The Latest on: HIV
- MAF patron’s award winner Hisham Hussein pushes on in HIV prevention work on December 16, 2018 at 3:10 pm
KUALA LUMPUR, Dec 17 — When it comes to tenacity and never giving up on spreading the word of HIV prevention, one names comes up: Hisham Hussein. The stalwart in the field has been at it for some 30 y... […]
- Efforts against HIV/AIDS must be recognised, say civil and corporate figures on December 16, 2018 at 7:50 am
KUALA LUMPUR, Dec 16 — The efforts of non-governmental organisations (NGOs), civil society and individuals who have contributed their efforts to tackle the HIV epidemic in Malaysia must be recognised, ... […]
- Dr M: HIV response requires pragmatism, safe sex discussions on December 16, 2018 at 5:57 am
KUALA LUMPUR, Dec 16 — Malaysians need to be more pragmatic and acknowledge the need to talk about safe sex practices to effectively deal with HIV, Tun Dr Mahathir Mohamad said today. The prime minist... […]
- 'Science, not stigma' to be focus of AIDS Walk, other efforts to fight HIV in 2019 on December 15, 2018 at 3:09 pm
Matt Ellwood is HIV positive. He wants other gay men to know that such a diagnosis is not a death sentence. And it does not mean he can pass the virus to others. Taking a single pill every day, the 27 ... […]
- Control HIV by treating schistosomiasis, new study suggests on December 15, 2018 at 1:37 pm
Of the 34 million people worldwide with HIV, and the 200 million with schistosomiasis, the majority live in Africa -- where millions of people are simultaneously infected with both diseases. Now, rese... […]
- SERHA gets $12-m mobile HIV testing unit on December 15, 2018 at 7:40 am
KINGSTON, Jamaica — A mobile human immunodeficiency virus (HIV) testing unit, valued at over $12 million, has been handed over to the South East Regional Health Authority (SERHA). The unit was ... […]
- Experimental HIV vaccine strategy works in non-human primates, research shows on December 14, 2018 at 8:37 pm

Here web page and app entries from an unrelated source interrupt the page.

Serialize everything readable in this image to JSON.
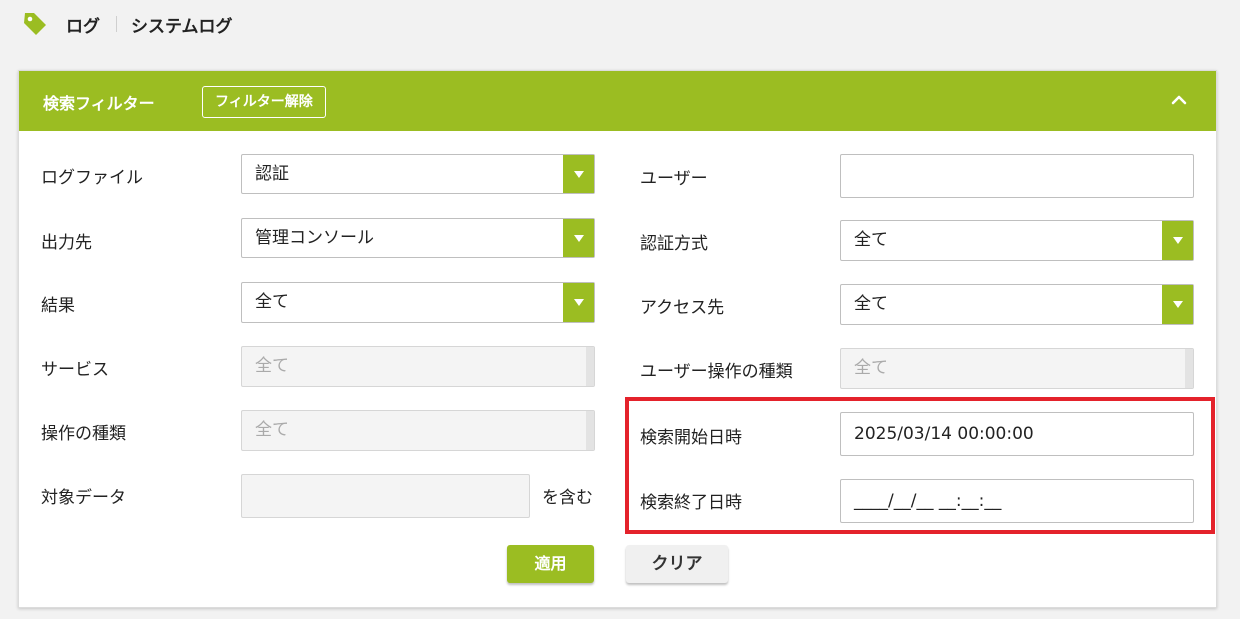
{
  "breadcrumb": {
    "icon": "tag-icon",
    "items": [
      "ログ",
      "システムログ"
    ]
  },
  "filter": {
    "title": "検索フィルター",
    "clear_filter_label": "フィルター解除",
    "collapse_icon": "chevron-up-icon",
    "left": {
      "log_file": {
        "label": "ログファイル",
        "value": "認証"
      },
      "destination": {
        "label": "出力先",
        "value": "管理コンソール"
      },
      "result": {
        "label": "結果",
        "value": "全て"
      },
      "service": {
        "label": "サービス",
        "value": "全て"
      },
      "operation_type": {
        "label": "操作の種類",
        "value": "全て"
      },
      "target_data": {
        "label": "対象データ",
        "value": "",
        "suffix": "を含む"
      }
    },
    "right": {
      "user": {
        "label": "ユーザー",
        "value": ""
      },
      "auth_method": {
        "label": "認証方式",
        "value": "全て"
      },
      "access_dest": {
        "label": "アクセス先",
        "value": "全て"
      },
      "user_operation_type": {
        "label": "ユーザー操作の種類",
        "value": "全て"
      },
      "search_start": {
        "label": "検索開始日時",
        "value": "2025/03/14 00:00:00"
      },
      "search_end": {
        "label": "検索終了日時",
        "value": "____/__/__ __:__:__"
      }
    },
    "apply_label": "適用",
    "clear_label": "クリア"
  },
  "colors": {
    "accent": "#9bbd22",
    "highlight": "#e4222b"
  }
}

For more than 20 years, scientists at Scripps Research have chipped away at the challenges of designing an HIV vaccine. Now new research, published in Immunity, shows that their experimental vaccine s... […]
- Menendez, Booker announce $14M grant to support HIV programs on December 14, 2018 at 10:27 am
U.S. Sens. Bob Menendez and Cory Booker, both Democrats, announced Friday the awarding of $14,397,054 from the U.S. Department of Health and Human Services to support the New Jersey Department of Heal... […]
- HIV vaccine protects non-human primates from infection on December 14, 2018 at 9:21 am
For more than 20 years, scientists at Scripps Research have chipped away at the challenges of designing an HIV vaccine. Now new research, published in Immunity, shows that their experimental ... […]
- Donor Transitions From HIV Programs: What Is The Impact On Vulnerable Populations? on December 14, 2018 at 5:08 am
Many middle-income countries are transitioning away from donor-funded health programs in a range of areas including immunization, maternal and child health, tuberculosis, malaria, and HIV. Unless thes... […]
via Google News and Bing News